■ WHAT IS BEING ASKED: Only the lines of the data holding the string "false" need to be returned.

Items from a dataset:
——

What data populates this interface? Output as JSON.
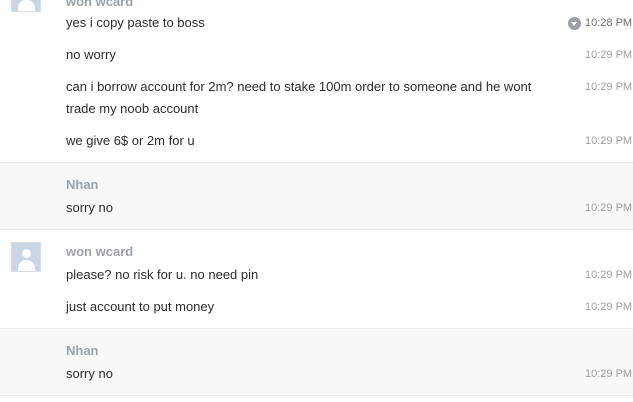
{
  "groups": [
    {
      "author": "won wcard",
      "has_avatar": true,
      "messages": [
        {
          "text": "yes i copy paste to boss",
          "time": "10:28 PM",
          "hovered": true
        },
        {
          "text": "no worry",
          "time": "10:29 PM"
        },
        {
          "text": "can i borrow account for 2m? need to stake 100m order to someone and he wont trade my noob account",
          "time": "10:29 PM"
        },
        {
          "text": "we give 6$ or 2m for u",
          "time": "10:29 PM"
        }
      ]
    },
    {
      "author": "Nhan",
      "has_avatar": false,
      "messages": [
        {
          "text": "sorry no",
          "time": "10:29 PM"
        }
      ]
    },
    {
      "author": "won wcard",
      "has_avatar": true,
      "messages": [
        {
          "text": "please? no risk for u. no need pin",
          "time": "10:29 PM"
        },
        {
          "text": "just account to put money",
          "time": "10:29 PM"
        }
      ]
    },
    {
      "author": "Nhan",
      "has_avatar": false,
      "messages": [
        {
          "text": "sorry no",
          "time": "10:29 PM"
        }
      ]
    }
  ],
  "icons": {
    "avatar": "default-user-avatar-icon",
    "message_actions": "chevron-down-circle-icon"
  },
  "colors": {
    "author": "#9aa3ab",
    "text": "#2c2d30",
    "timestamp": "#9aa0a6",
    "alt_background": "#f8f8f8",
    "divider": "#ececec"
  }
}
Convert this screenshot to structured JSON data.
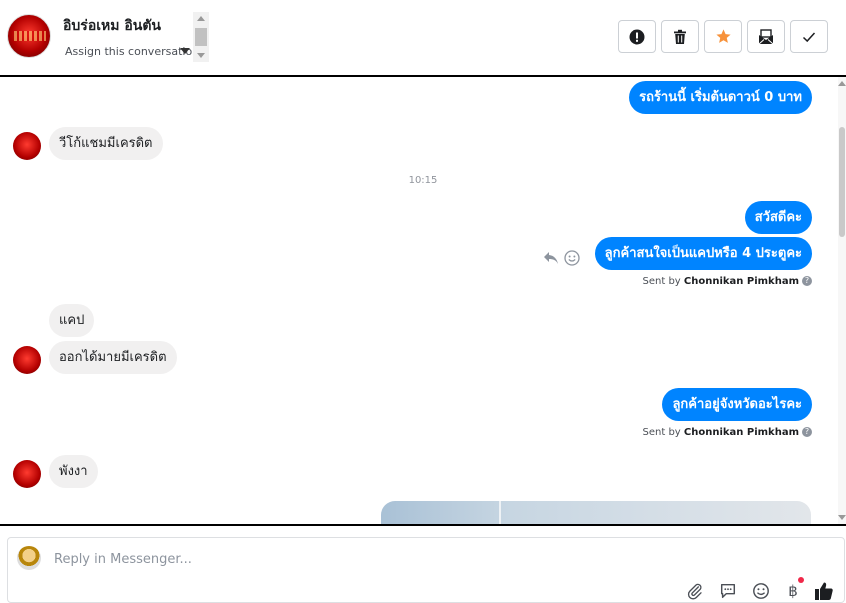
{
  "header": {
    "contact_name": "อิบร่อเหม อินตัน",
    "assign_label": "Assign this conversation",
    "toolbar": [
      {
        "name": "report-spam",
        "icon": "exclamation-circle-icon"
      },
      {
        "name": "delete",
        "icon": "trash-icon"
      },
      {
        "name": "star",
        "icon": "star-icon"
      },
      {
        "name": "mark-unread",
        "icon": "envelope-icon"
      },
      {
        "name": "done",
        "icon": "check-icon"
      }
    ]
  },
  "messages": [
    {
      "dir": "out",
      "text": "รถร้านนี้ เริ่มต้นดาวน์ 0 บาท"
    },
    {
      "dir": "in",
      "text": "วีโก้แชมมีเครดิต"
    },
    {
      "type": "timestamp",
      "text": "10:15"
    },
    {
      "dir": "out",
      "text": "สวัสดีคะ"
    },
    {
      "dir": "out",
      "text": "ลูกค้าสนใจเป็นแคปหรือ 4 ประตูคะ"
    },
    {
      "type": "sent_by",
      "prefix": "Sent by",
      "name": "Chonnikan Pimkham"
    },
    {
      "dir": "in",
      "text": "แคป"
    },
    {
      "dir": "in",
      "text": "ออกได้มายมีเครดิต"
    },
    {
      "dir": "out",
      "text": "ลูกค้าอยู่จังหวัดอะไรคะ"
    },
    {
      "type": "sent_by",
      "prefix": "Sent by",
      "name": "Chonnikan Pimkham"
    },
    {
      "dir": "in",
      "text": "พังงา"
    }
  ],
  "composer": {
    "placeholder": "Reply in Messenger...",
    "icons": [
      "paperclip-icon",
      "saved-replies-icon",
      "emoji-icon",
      "baht-payment-icon",
      "thumbs-up-icon"
    ]
  },
  "colors": {
    "accent": "#0084ff",
    "incoming_bubble": "#f1f0f0",
    "star": "#f7923b",
    "notification_dot": "#f02849"
  }
}
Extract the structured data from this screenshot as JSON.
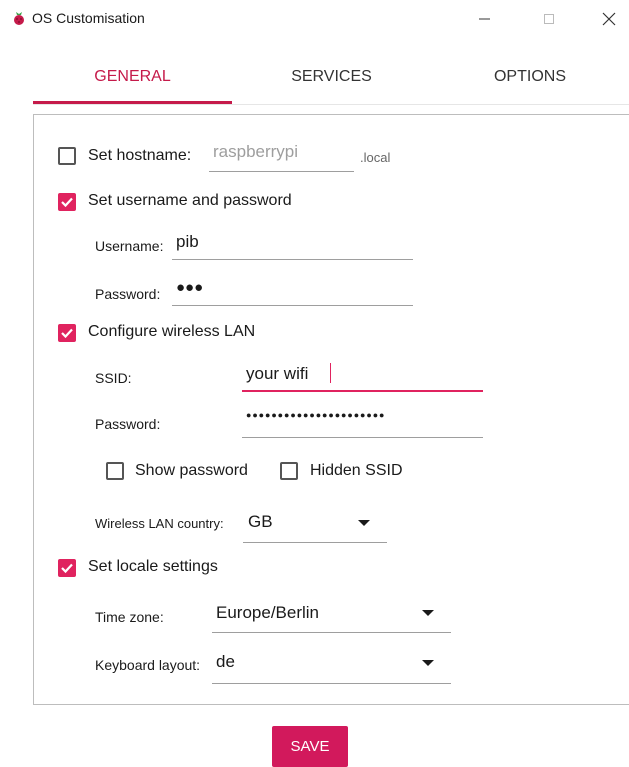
{
  "window": {
    "title": "OS Customisation",
    "icon": "raspberry-icon",
    "controls": [
      "minimize",
      "maximize",
      "close"
    ]
  },
  "tabs": [
    {
      "label": "GENERAL",
      "active": true
    },
    {
      "label": "SERVICES",
      "active": false
    },
    {
      "label": "OPTIONS",
      "active": false
    }
  ],
  "general": {
    "hostname": {
      "label": "Set hostname:",
      "checked": false,
      "placeholder": "raspberrypi",
      "suffix": ".local"
    },
    "user": {
      "label": "Set username and password",
      "checked": true,
      "username_label": "Username:",
      "username_value": "pib",
      "password_label": "Password:",
      "password_mask": "●●●"
    },
    "wlan": {
      "label": "Configure wireless LAN",
      "checked": true,
      "ssid_label": "SSID:",
      "ssid_value": "your wifi",
      "password_label": "Password:",
      "password_mask": "●●●●●●●●●●●●●●●●●●●●●●",
      "show_password_label": "Show password",
      "show_password_checked": false,
      "hidden_ssid_label": "Hidden SSID",
      "hidden_ssid_checked": false,
      "country_label": "Wireless LAN country:",
      "country_value": "GB"
    },
    "locale": {
      "label": "Set locale settings",
      "checked": true,
      "timezone_label": "Time zone:",
      "timezone_value": "Europe/Berlin",
      "keyboard_label": "Keyboard layout:",
      "keyboard_value": "de"
    }
  },
  "save_label": "SAVE",
  "colors": {
    "accent": "#e0235f",
    "save_button": "#d2195c"
  }
}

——

■ RESPONSE AREA:
      "has_avatar": false,
      "has_avatar": false,
      "active": false
      "active": false
      "checked": false,
      "show_password_checked": false,
      "hidden_ssid_checked": false,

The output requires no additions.